Bernie Gendron, owner of Island Jerk, holds a plaque awarded to 25 small businesses across the nation for community service.

There was a time when Bernie Gendron wondered if she made a mistake starting a Caribbean restaurant in the Golden Isles.

Her first year in business was in a kiosk at Glynn Place Mall, and it failed miserably because of lack of traffic.

But one of her loyal customers loved her food and believed her business just needed a change of venue for it to be a success. He turned out to be her future landlord.

Six years later, her business, Island Jerk, on Newcastle Street in downtown Brunswick, is thriving. And it was just recognized as among the Top 25 small businesses of the year in the nation for community service. That recognition comes on the heels of a state award for customer service.

Gendron said she thought it was a sales pitch when she got a phone call about her business being nominated for a national award and hung up on the caller. She got more calls and emails, all of which she ignored.

But she decided to answer her phone, hands free, while she was driving to learn why the caller was so persistent. She answered some questions and was notified she was a recipient of The Who’s Who in America award.

Gendron looks back on the day she opened on Newcastle Street six years ago, and remembers the promise she made to God.

“I told him to take care of me and I’ll take care of your people,” she said.

Besides donating food to local charities, Gendron has also created the Meals in Reserve program. Her customers can donate $5 to pay for a meal, with a bottle of water, for a homeless person. Her business gets donations daily to help pay for meals.

“We have a good product,” she said. “We have a consistent product.”

The day she announced the Meals in Reserve program, one of her customers donated $1,000, with a promise to donate another $1,000 if someone matched his donation.
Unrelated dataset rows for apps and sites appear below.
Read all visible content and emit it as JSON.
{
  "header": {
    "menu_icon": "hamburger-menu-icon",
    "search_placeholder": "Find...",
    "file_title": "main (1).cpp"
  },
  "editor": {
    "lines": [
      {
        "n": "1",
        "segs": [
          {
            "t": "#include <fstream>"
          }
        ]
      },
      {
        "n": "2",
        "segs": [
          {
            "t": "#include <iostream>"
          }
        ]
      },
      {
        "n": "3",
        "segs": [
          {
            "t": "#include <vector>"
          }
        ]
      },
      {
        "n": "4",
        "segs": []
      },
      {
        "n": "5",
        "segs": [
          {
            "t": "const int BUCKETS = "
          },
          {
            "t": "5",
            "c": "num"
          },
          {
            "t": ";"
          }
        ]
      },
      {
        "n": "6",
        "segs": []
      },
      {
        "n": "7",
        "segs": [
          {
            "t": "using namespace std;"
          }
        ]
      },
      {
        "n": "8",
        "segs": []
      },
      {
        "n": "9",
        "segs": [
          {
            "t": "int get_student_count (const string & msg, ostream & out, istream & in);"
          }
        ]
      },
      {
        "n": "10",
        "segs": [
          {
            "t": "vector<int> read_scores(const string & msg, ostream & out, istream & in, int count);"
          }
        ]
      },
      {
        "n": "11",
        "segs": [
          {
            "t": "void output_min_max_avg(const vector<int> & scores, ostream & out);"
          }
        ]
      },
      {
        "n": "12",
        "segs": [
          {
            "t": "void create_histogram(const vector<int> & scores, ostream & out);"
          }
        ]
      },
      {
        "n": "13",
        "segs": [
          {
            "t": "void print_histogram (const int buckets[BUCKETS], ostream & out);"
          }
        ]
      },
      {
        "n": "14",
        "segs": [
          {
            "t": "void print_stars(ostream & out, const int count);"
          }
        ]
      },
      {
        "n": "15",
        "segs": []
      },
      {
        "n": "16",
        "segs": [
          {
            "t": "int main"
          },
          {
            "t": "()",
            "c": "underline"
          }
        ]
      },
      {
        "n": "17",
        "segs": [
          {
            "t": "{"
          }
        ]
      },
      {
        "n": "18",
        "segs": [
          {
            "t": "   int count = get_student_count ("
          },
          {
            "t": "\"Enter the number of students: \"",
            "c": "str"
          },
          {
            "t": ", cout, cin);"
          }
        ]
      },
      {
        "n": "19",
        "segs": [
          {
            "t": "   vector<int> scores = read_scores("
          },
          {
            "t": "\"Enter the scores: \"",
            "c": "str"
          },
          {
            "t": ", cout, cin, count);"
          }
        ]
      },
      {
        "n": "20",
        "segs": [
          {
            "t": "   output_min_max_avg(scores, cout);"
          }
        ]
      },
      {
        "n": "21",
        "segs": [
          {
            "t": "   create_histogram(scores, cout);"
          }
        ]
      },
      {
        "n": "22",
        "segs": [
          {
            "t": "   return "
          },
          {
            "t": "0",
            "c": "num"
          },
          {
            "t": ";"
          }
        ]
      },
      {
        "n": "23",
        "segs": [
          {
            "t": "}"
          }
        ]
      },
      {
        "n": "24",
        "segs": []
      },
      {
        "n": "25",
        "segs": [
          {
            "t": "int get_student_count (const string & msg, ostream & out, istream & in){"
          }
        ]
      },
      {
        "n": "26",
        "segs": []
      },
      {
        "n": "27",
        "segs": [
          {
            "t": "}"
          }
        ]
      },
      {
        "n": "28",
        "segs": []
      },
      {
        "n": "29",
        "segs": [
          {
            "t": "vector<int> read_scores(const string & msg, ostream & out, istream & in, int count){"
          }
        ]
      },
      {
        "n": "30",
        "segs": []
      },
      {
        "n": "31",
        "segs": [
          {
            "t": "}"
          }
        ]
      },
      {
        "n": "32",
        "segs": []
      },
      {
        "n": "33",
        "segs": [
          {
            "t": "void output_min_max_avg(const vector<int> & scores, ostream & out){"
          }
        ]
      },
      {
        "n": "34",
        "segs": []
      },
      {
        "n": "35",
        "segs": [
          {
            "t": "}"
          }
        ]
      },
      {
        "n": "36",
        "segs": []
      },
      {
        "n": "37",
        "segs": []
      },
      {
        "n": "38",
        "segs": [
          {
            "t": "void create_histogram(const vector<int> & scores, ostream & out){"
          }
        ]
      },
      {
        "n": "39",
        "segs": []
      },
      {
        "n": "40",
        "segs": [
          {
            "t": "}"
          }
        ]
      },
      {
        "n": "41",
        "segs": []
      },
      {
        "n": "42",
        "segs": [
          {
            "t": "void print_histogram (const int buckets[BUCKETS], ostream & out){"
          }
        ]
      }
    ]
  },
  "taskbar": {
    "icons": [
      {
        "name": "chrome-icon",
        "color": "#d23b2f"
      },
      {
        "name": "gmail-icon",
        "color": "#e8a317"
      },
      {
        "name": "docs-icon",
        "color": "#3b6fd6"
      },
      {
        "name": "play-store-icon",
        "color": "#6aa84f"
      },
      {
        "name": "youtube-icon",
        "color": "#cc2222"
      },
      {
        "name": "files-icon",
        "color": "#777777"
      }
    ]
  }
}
The following day, a woman came into the restaurant and donated $1,000. The first donor lived up to his vow and donated another $1,000 to the program.

“I have people who come in for a free meal, every day, all the time,” she said. “Everything I’m doing now is community based.”

Gendron said she doesn’t have the ability or financial wherewithal to feed every homeless person asking for a meal but she helps where she can.

She is working with the Brunswick Downtown Development Authority, to conduct healthy cooking demonstrations. Gendron is also working on rebranding her restaurant.

“My customers understand my mission here,” she said. “We help all these people.”

More from this section

The head of Hand in Hand told those attending the groundbreaking of the tiny home village Thursday the project marks an important step in addressing the homeless problem in Brunswick.